Start of Given records

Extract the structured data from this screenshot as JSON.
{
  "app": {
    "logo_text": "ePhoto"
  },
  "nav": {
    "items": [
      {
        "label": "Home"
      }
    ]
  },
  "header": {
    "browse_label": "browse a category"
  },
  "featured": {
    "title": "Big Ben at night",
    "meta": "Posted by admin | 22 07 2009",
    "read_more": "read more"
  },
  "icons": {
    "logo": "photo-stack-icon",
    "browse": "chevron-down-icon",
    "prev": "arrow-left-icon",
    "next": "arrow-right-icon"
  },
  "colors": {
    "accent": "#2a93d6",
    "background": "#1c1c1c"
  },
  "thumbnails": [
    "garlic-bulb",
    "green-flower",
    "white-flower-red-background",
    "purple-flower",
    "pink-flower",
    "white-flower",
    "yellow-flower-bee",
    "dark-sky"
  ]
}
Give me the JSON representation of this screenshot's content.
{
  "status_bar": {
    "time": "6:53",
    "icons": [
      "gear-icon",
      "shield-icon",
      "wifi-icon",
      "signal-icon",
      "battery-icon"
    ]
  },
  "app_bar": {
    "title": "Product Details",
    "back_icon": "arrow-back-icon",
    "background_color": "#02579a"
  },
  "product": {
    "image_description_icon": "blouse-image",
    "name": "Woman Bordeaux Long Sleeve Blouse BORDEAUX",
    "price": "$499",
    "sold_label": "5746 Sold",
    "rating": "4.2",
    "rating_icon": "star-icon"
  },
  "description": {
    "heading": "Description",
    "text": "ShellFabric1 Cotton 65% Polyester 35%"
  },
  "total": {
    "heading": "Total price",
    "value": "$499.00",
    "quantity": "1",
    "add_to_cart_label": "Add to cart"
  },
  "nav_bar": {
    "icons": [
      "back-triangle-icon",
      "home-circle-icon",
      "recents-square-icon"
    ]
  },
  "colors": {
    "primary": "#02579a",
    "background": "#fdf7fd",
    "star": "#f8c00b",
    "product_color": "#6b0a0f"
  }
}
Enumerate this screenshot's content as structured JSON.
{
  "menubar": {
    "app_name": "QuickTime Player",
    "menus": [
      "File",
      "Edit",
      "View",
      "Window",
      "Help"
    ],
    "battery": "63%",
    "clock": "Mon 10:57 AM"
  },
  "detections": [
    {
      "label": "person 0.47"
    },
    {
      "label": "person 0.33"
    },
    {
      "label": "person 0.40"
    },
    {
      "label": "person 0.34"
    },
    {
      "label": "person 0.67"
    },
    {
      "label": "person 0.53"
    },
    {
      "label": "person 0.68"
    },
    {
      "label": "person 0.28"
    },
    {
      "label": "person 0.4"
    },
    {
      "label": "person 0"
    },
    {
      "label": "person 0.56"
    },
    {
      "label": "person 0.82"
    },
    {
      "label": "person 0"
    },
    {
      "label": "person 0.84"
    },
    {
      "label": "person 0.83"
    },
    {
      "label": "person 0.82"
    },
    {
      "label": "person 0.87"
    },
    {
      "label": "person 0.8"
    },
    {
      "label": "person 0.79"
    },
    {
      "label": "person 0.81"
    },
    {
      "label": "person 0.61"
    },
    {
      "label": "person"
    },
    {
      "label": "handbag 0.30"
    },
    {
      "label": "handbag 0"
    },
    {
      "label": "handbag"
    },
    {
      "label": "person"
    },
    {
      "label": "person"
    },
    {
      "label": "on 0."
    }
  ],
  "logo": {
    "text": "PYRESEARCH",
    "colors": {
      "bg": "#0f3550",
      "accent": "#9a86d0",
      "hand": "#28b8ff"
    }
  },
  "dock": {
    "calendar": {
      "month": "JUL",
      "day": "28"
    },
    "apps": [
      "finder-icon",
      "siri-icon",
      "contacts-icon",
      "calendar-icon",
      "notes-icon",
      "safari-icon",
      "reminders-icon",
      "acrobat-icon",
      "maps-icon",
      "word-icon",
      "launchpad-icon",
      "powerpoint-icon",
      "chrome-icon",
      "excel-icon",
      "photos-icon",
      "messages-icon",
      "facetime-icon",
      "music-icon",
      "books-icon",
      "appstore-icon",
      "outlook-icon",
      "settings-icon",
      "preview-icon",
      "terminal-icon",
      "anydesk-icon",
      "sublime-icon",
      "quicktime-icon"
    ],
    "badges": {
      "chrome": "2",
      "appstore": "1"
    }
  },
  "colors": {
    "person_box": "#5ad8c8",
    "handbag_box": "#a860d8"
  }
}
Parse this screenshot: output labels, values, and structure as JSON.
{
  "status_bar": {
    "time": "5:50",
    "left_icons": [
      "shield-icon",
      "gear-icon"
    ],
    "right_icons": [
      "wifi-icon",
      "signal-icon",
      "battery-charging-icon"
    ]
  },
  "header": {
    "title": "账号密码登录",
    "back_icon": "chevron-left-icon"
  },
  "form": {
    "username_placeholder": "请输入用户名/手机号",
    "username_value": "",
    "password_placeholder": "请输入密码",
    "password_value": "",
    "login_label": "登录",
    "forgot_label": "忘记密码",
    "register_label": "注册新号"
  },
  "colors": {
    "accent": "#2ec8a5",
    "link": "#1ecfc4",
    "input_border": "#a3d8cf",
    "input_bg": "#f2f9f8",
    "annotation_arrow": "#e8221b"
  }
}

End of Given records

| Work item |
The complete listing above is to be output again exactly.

| Problem solution |
Extract the structured data from this screenshot as JSON.
{
  "app": {
    "logo_text": "ePhoto"
  },
  "nav": {
    "items": [
      {
        "label": "Home"
      }
    ]
  },
  "header": {
    "browse_label": "browse a category"
  },
  "featured": {
    "title": "Big Ben at night",
    "meta": "Posted by admin | 22 07 2009",
    "read_more": "read more"
  },
  "icons": {
    "logo": "photo-stack-icon",
    "browse": "chevron-down-icon",
    "prev": "arrow-left-icon",
    "next": "arrow-right-icon"
  },
  "colors": {
    "accent": "#2a93d6",
    "background": "#1c1c1c"
  },
  "thumbnails": [
    "garlic-bulb",
    "green-flower",
    "white-flower-red-background",
    "purple-flower",
    "pink-flower",
    "white-flower",
    "yellow-flower-bee",
    "dark-sky"
  ]
}
Give me the JSON representation of this screenshot's content.
{
  "status_bar": {
    "time": "6:53",
    "icons": [
      "gear-icon",
      "shield-icon",
      "wifi-icon",
      "signal-icon",
      "battery-icon"
    ]
  },
  "app_bar": {
    "title": "Product Details",
    "back_icon": "arrow-back-icon",
    "background_color": "#02579a"
  },
  "product": {
    "image_description_icon": "blouse-image",
    "name": "Woman Bordeaux Long Sleeve Blouse BORDEAUX",
    "price": "$499",
    "sold_label": "5746 Sold",
    "rating": "4.2",
    "rating_icon": "star-icon"
  },
  "description": {
    "heading": "Description",
    "text": "ShellFabric1 Cotton 65% Polyester 35%"
  },
  "total": {
    "heading": "Total price",
    "value": "$499.00",
    "quantity": "1",
    "add_to_cart_label": "Add to cart"
  },
  "nav_bar": {
    "icons": [
      "back-triangle-icon",
      "home-circle-icon",
      "recents-square-icon"
    ]
  },
  "colors": {
    "primary": "#02579a",
    "background": "#fdf7fd",
    "star": "#f8c00b",
    "product_color": "#6b0a0f"
  }
}
Enumerate this screenshot's content as structured JSON.
{
  "menubar": {
    "app_name": "QuickTime Player",
    "menus": [
      "File",
      "Edit",
      "View",
      "Window",
      "Help"
    ],
    "battery": "63%",
    "clock": "Mon 10:57 AM"
  },
  "detections": [
    {
      "label": "person 0.47"
    },
    {
      "label": "person 0.33"
    },
    {
      "label": "person 0.40"
    },
    {
      "label": "person 0.34"
    },
    {
      "label": "person 0.67"
    },
    {
      "label": "person 0.53"
    },
    {
      "label": "person 0.68"
    },
    {
      "label": "person 0.28"
    },
    {
      "label": "person 0.4"
    },
    {
      "label": "person 0"
    },
    {
      "label": "person 0.56"
    },
    {
      "label": "person 0.82"
    },
    {
      "label": "person 0"
    },
    {
      "label": "person 0.84"
    },
    {
      "label": "person 0.83"
    },
    {
      "label": "person 0.82"
    },
    {
      "label": "person 0.87"
    },
    {
      "label": "person 0.8"
    },
    {
      "label": "person 0.79"
    },
    {
      "label": "person 0.81"
    },
    {
      "label": "person 0.61"
    },
    {
      "label": "person"
    },
    {
      "label": "handbag 0.30"
    },
    {
      "label": "handbag 0"
    },
    {
      "label": "handbag"
    },
    {
      "label": "person"
    },
    {
      "label": "person"
    },
    {
      "label": "on 0."
    }
  ],
  "logo": {
    "text": "PYRESEARCH",
    "colors": {
      "bg": "#0f3550",
      "accent": "#9a86d0",
      "hand": "#28b8ff"
    }
  },
  "dock": {
    "calendar": {
      "month": "JUL",
      "day": "28"
    },
    "apps": [
      "finder-icon",
      "siri-icon",
      "contacts-icon",
      "calendar-icon",
      "notes-icon",
      "safari-icon",
      "reminders-icon",
      "acrobat-icon",
      "maps-icon",
      "word-icon",
      "launchpad-icon",
      "powerpoint-icon",
      "chrome-icon",
      "excel-icon",
      "photos-icon",
      "messages-icon",
      "facetime-icon",
      "music-icon",
      "books-icon",
      "appstore-icon",
      "outlook-icon",
      "settings-icon",
      "preview-icon",
      "terminal-icon",
      "anydesk-icon",
      "sublime-icon",
      "quicktime-icon"
    ],
    "badges": {
      "chrome": "2",
      "appstore": "1"
    }
  },
  "colors": {
    "person_box": "#5ad8c8",
    "handbag_box": "#a860d8"
  }
}
Parse this screenshot: output labels, values, and structure as JSON.
{
  "status_bar": {
    "time": "5:50",
    "left_icons": [
      "shield-icon",
      "gear-icon"
    ],
    "right_icons": [
      "wifi-icon",
      "signal-icon",
      "battery-charging-icon"
    ]
  },
  "header": {
    "title": "账号密码登录",
    "back_icon": "chevron-left-icon"
  },
  "form": {
    "username_placeholder": "请输入用户名/手机号",
    "username_value": "",
    "password_placeholder": "请输入密码",
    "password_value": "",
    "login_label": "登录",
    "forgot_label": "忘记密码",
    "register_label": "注册新号"
  },
  "colors": {
    "accent": "#2ec8a5",
    "link": "#1ecfc4",
    "input_border": "#a3d8cf",
    "input_bg": "#f2f9f8",
    "annotation_arrow": "#e8221b"
  }
}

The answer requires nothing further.